I read this book after watching this Steampunk panel that was hosted by Cory Doctorow, and featured authors Scott Westerfeld and Cherie Priest. I alre...moreI read this book after watching this Steampunk panel that was hosted by Cory Doctorow, and featured authors Scott Westerfeld and Cherie Priest. I already read (and loved) Westerfeld's Leviathan, so I figured I would give Priest's Boneshaker a read.
Although I am glad I read it, because you can never have enough post-apocalyptic/steampunk/zombie books, I did not love it nearly as much as Leviathan, and am unsure whether I will read the next book in this series. (less)
I loved everything about this book. It picked up right where Leviathan left off, and kept its momentum through the entire book, which is no easy feat...moreI loved everything about this book. It picked up right where Leviathan left off, and kept its momentum through the entire book, which is no easy feat for the middle book in a trilogy. I cannot wait until the third book in this series comes out. Write fast, Mr. Westerfeld!(less)
After reading Scott Westerfeld's Uglies, I was not excited to read anything else he wrote. Not that he wasn't an imaginative writer -- he is -- its ju...moreAfter reading Scott Westerfeld's Uglies, I was not excited to read anything else he wrote. Not that he wasn't an imaginative writer -- he is -- its just that the direction that book (and following series) took, did not interest me.

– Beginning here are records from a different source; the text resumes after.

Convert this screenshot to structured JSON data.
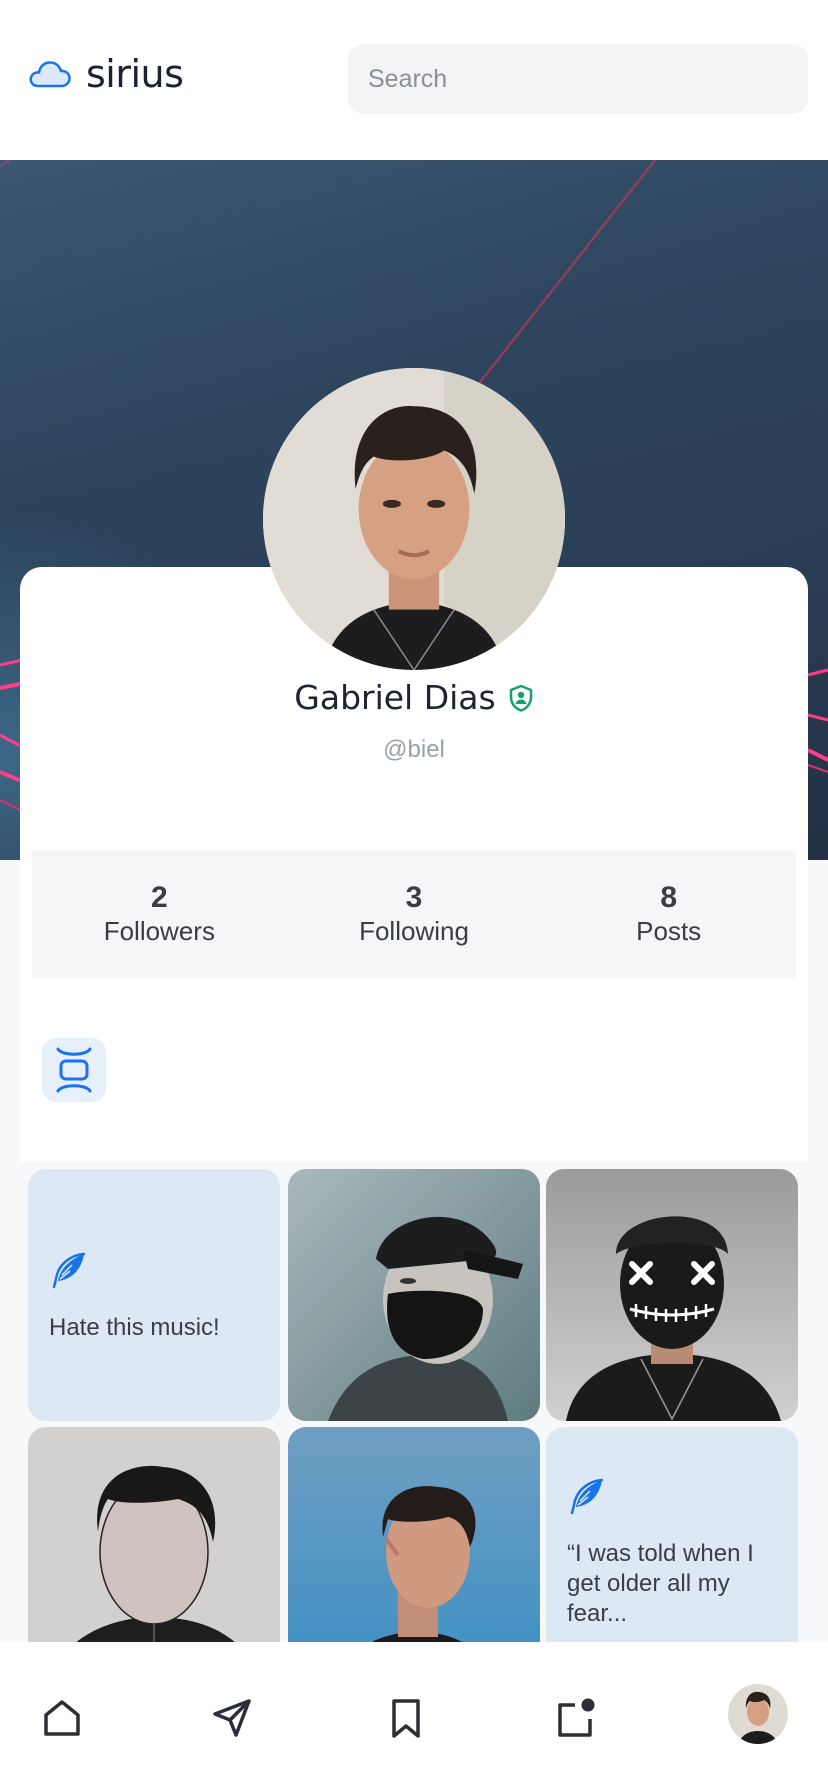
{
  "app": {
    "name": "sirius",
    "logo_icon": "cloud-icon",
    "accent_color": "#1a73e8"
  },
  "search": {
    "placeholder": "Search"
  },
  "profile": {
    "name": "Gabriel Dias",
    "handle": "@biel",
    "verified": true,
    "verified_icon": "shield-check-icon",
    "verified_color": "#12a36a"
  },
  "stats": [
    {
      "value": "2",
      "label": "Followers"
    },
    {
      "value": "3",
      "label": "Following"
    },
    {
      "value": "8",
      "label": "Posts"
    }
  ],
  "view_toggle": {
    "icon": "carousel-view-icon"
  },
  "posts": [
    {
      "type": "text",
      "text": "Hate this music!",
      "icon": "feather-icon"
    },
    {
      "type": "image",
      "icon": "photo"
    },
    {
      "type": "image",
      "icon": "photo"
    },
    {
      "type": "image",
      "icon": "photo"
    },
    {
      "type": "image",
      "icon": "photo"
    },
    {
      "type": "text",
      "text": "“I was told when I get older all my fear...",
      "icon": "feather-icon"
    }
  ],
  "bottom_nav": [
    {
      "name": "home",
      "icon": "home-icon"
    },
    {
      "name": "messages",
      "icon": "send-icon"
    },
    {
      "name": "saved",
      "icon": "bookmark-icon"
    },
    {
      "name": "notifications",
      "icon": "notification-icon"
    },
    {
      "name": "profile",
      "icon": "avatar"
    }
  ]
}
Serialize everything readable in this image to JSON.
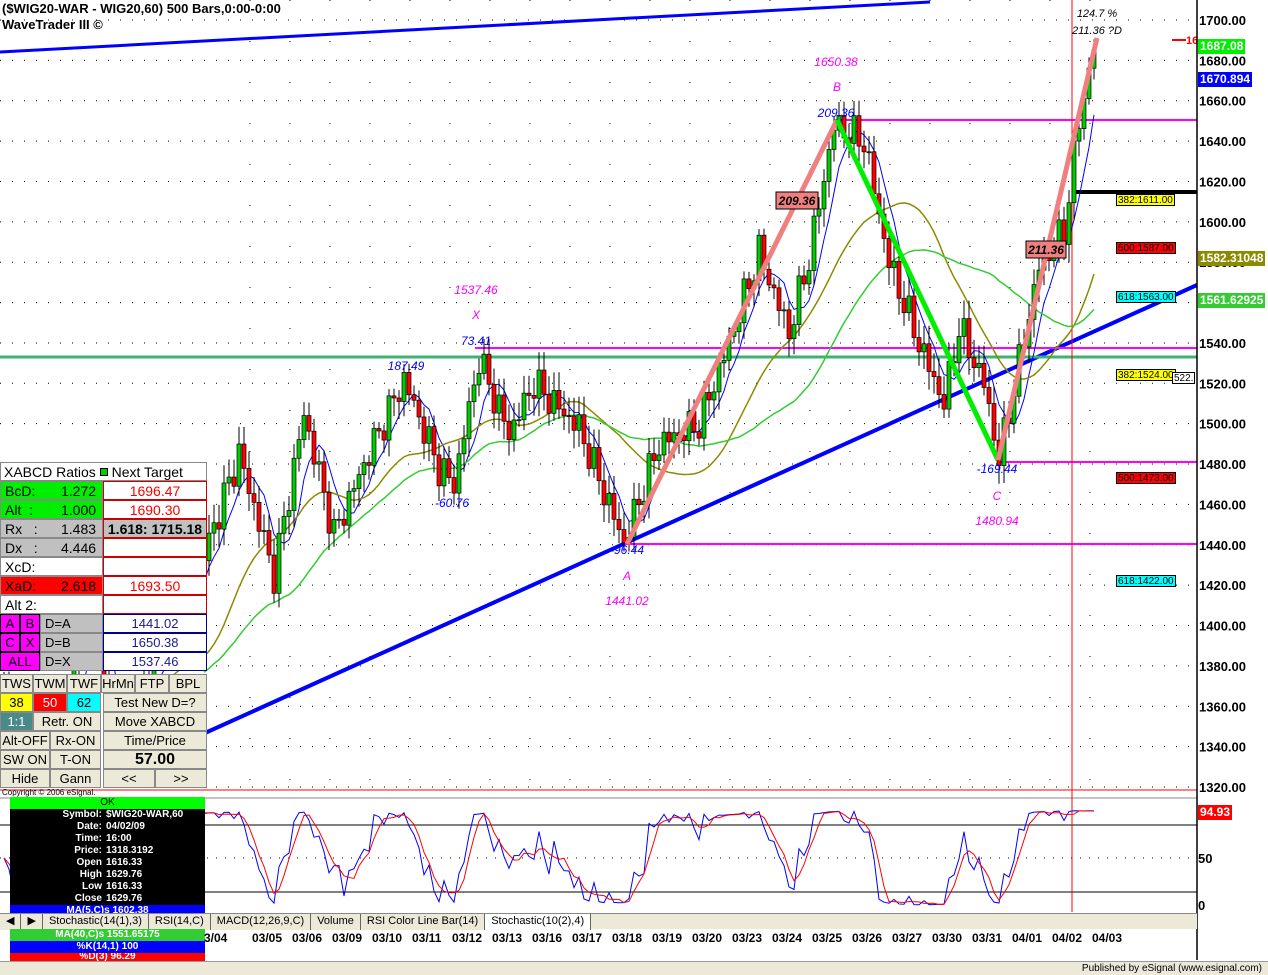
{
  "header": {
    "title": "($WIG20-WAR - WIG20,60) 500 Bars,0:00-0:00",
    "subtitle": "WaveTrader III ©"
  },
  "colors": {
    "up": "#00cc00",
    "down": "#ff0000",
    "magenta": "#ff00ff",
    "blue": "#0000ff",
    "pattern_up": "#f08080",
    "pattern_down": "#00ee00",
    "ma_fast": "#0000ff",
    "ma_mid": "#8b8b00",
    "ma_slow": "#33cc33"
  },
  "chart_data": {
    "type": "candlestick",
    "symbol": "$WIG20-WAR,60",
    "ylim": [
      1310,
      1710
    ],
    "y_ticks": [
      "1700.00",
      "1680.00",
      "1660.00",
      "1640.00",
      "1620.00",
      "1600.00",
      "1580.00",
      "1560.00",
      "1540.00",
      "1520.00",
      "1500.00",
      "1480.00",
      "1460.00",
      "1440.00",
      "1420.00",
      "1400.00",
      "1380.00",
      "1360.00",
      "1340.00",
      "1320.00"
    ],
    "dates": [
      "3/04",
      "03/05",
      "03/06",
      "03/09",
      "03/10",
      "03/11",
      "03/12",
      "03/13",
      "03/16",
      "03/17",
      "03/18",
      "03/19",
      "03/20",
      "03/23",
      "03/24",
      "03/25",
      "03/26",
      "03/27",
      "03/30",
      "03/31",
      "04/01",
      "04/02",
      "04/03"
    ],
    "price_pivots": [
      [
        0,
        1370
      ],
      [
        11,
        1345
      ],
      [
        17,
        1410
      ],
      [
        23,
        1335
      ],
      [
        31,
        1390
      ],
      [
        40,
        1435
      ],
      [
        47,
        1485
      ],
      [
        54,
        1425
      ],
      [
        60,
        1505
      ],
      [
        66,
        1445
      ],
      [
        72,
        1480
      ],
      [
        80,
        1522
      ],
      [
        87,
        1478
      ],
      [
        90,
        1470
      ],
      [
        95,
        1532
      ],
      [
        101,
        1495
      ],
      [
        106,
        1520
      ],
      [
        115,
        1498
      ],
      [
        124,
        1441
      ],
      [
        131,
        1490
      ],
      [
        139,
        1500
      ],
      [
        145,
        1540
      ],
      [
        151,
        1585
      ],
      [
        157,
        1545
      ],
      [
        161,
        1582
      ],
      [
        166,
        1648
      ],
      [
        172,
        1640
      ],
      [
        177,
        1580
      ],
      [
        183,
        1540
      ],
      [
        188,
        1510
      ],
      [
        191,
        1548
      ],
      [
        196,
        1520
      ],
      [
        199,
        1482
      ],
      [
        203,
        1530
      ],
      [
        207,
        1578
      ],
      [
        212,
        1595
      ],
      [
        215,
        1650
      ],
      [
        218,
        1687
      ]
    ],
    "horizontal_levels": {
      "magenta": [
        1650.38,
        1537.46,
        1480.94,
        1441.02
      ],
      "green": 1533,
      "black": 1615
    },
    "pattern_points": {
      "A": 1441.02,
      "B": 1650.38,
      "C": 1480.94,
      "D": 1696
    }
  },
  "annotations": {
    "b_price": "1650.38",
    "b_letter": "B",
    "b_ratio": "209.36",
    "b_box": "209.36",
    "x_price": "1537.46",
    "x_letter": "X",
    "x_ratio": "73.41",
    "swing1": "187.49",
    "swing2": "-60.76",
    "a_ratio": "-96.44",
    "a_letter": "A",
    "a_price": "1441.02",
    "c_ratio": "-169.44",
    "c_letter": "C",
    "c_price": "1480.94",
    "d_pct": "124.7 %",
    "d_label": "211.36 ?D",
    "d_box": "211.36",
    "red_tick": "16"
  },
  "right_labels": {
    "last": "1687.08",
    "ma_fast": "1670.894",
    "ma_mid": "1582.31048",
    "ma_slow": "1561.62925",
    "osc": "94.93",
    "osc_50": "50",
    "osc_0": "0"
  },
  "fibs": [
    {
      "label": "382:1611.00",
      "color": "#ffff00"
    },
    {
      "label": "500:1587.00",
      "color": "#ff0000"
    },
    {
      "label": "618:1563.00",
      "color": "#00ffff"
    },
    {
      "label": "382:1524.00",
      "color": "#ffff00"
    },
    {
      "label": "500:1473.00",
      "color": "#ff0000"
    },
    {
      "label": "618:1422.00",
      "color": "#00ffff"
    }
  ],
  "fib_extra": "522.",
  "panel": {
    "title": "XABCD Ratios",
    "title2": "Next Target",
    "rows": [
      {
        "k": "BcD:",
        "v": "1.272",
        "t": "1696.47"
      },
      {
        "k": "Alt  :",
        "v": "1.000",
        "t": "1690.30"
      },
      {
        "k": "Rx   :",
        "v": "1.483",
        "t": "1.618: 1715.18"
      },
      {
        "k": "Dx   :",
        "v": "4.446",
        "t": ""
      },
      {
        "k": "XcD:",
        "v": "",
        "t": ""
      },
      {
        "k": "XaD:",
        "v": "2.618",
        "t": "1693.50"
      },
      {
        "k": "Alt 2:",
        "v": "",
        "t": ""
      }
    ],
    "pts": [
      {
        "a": "A",
        "b": "B",
        "d": "D=A",
        "t": "1441.02"
      },
      {
        "a": "C",
        "b": "X",
        "d": "D=B",
        "t": "1650.38"
      },
      {
        "a": "ALL",
        "b": "",
        "d": "D=X",
        "t": "1537.46"
      }
    ],
    "buttons": {
      "tws": "TWS",
      "twm": "TWM",
      "twf": "TWF",
      "hrmn": "HrMn",
      "ftp": "FTP",
      "bpl": "BPL",
      "r38": "38",
      "r50": "50",
      "r62": "62",
      "test": "Test New D=?",
      "one": "1:1",
      "retr": "Retr. ON",
      "move": "Move XABCD",
      "altoff": "Alt-OFF",
      "rx": "Rx-ON",
      "tp": "Time/Price",
      "sw": "SW ON",
      "ton": "T-ON",
      "val": "57.00",
      "hide": "Hide",
      "gann": "Gann",
      "prev": "<<",
      "next": ">>"
    }
  },
  "copyright": "Copyright © 2006 eSignal.",
  "data_window": {
    "ok": "OK",
    "rows": [
      [
        "Symbol:",
        "$WIG20-WAR,60"
      ],
      [
        "Date:",
        "04/02/09"
      ],
      [
        "Time:",
        "16:00"
      ],
      [
        "Price:",
        "1318.3192"
      ],
      [
        "Open",
        "1616.33"
      ],
      [
        "High",
        "1629.76"
      ],
      [
        "Low",
        "1616.33"
      ],
      [
        "Close",
        "1629.76"
      ]
    ],
    "ma5": "MA(5,C)s 1602.38",
    "ma40": "MA(40,C)s 1551.65175",
    "k": "%K(14,1) 100",
    "d": "%D(3) 96.29"
  },
  "tabs": [
    "Stochastic(14(1),3)",
    "RSI(14,C)",
    "MACD(12,26,9,C)",
    "Volume",
    "RSI Color Line Bar(14)",
    "Stochastic(10(2),4)"
  ],
  "status": "Published by eSignal (www.esignal.com)"
}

But after reading a synopsis and hearing praise for this book, I tentatively started reading it. I am glad I gave Westerfeld another chance, because this book is an improvement over Uglies in every way, and I am excited to read the next installment of this series.
The only reason I am giving it four stars and not five is that Leviathan, as a single book, didn't end so much as tail off.(less)
To expound: This is not a graphic novel, but it is not not a graphic novel, either. Confused? Yeah, me too. The graphic...moreIn three words: What the fuck!?
To expound: This is not a graphic novel, but it is not not a graphic novel, either. Confused? Yeah, me too. The graphic novel segments were well drawn and interesting, although I feel as if I missed most of the literary references; If I hadn't previously read 1984 I don't think it I would have followed The League of Extraordinary Gentlemen: The Black Dossier at all. The 'Black Dossier' segments of the book that the graphic novel framed were, for the most part, unreadable. And the finale of the graphic novel was done in 3D, which you needed the included 3D glasses to read. It was utter nonsense, and reminded me of the South Park episode 'Imagination Land', and not in a good way.(less)
This volume picks up where the last left off, and pushes the envelope in a number of different ways -- the opening battle scene on Mars; Quartermain a...moreThis volume picks up where the last left off, and pushes the envelope in a number of different ways -- the opening battle scene on Mars; Quartermain and Ms Murray's tryst in the woods; Hyde's punishment of the traitorous Griffin. It is a double-edged sword, as it keeps the series interesting, but also makes it seem a bit overdone at times.
That being said, it is nowhere near as overdone as the terrible movie by the same name. One of my only complaints with this comic series is that I kept expecting it to follow the movie, which I had previously seen. Thankfully, the graphic novel series is much different, and better, than the movie. I only wish I didn't have the movie in my mind to corrupt the experience of the comic.(less)
This was an interesting and enjoyable graphic novel, although it pales in comparison to The Watchmen -- Moore's masterpiece -- which was both deeper a...moreThis was an interesting and enjoyable graphic novel, although it pales in comparison to The Watchmen -- Moore's masterpiece -- which was both deeper and more beautifully drawn.(less)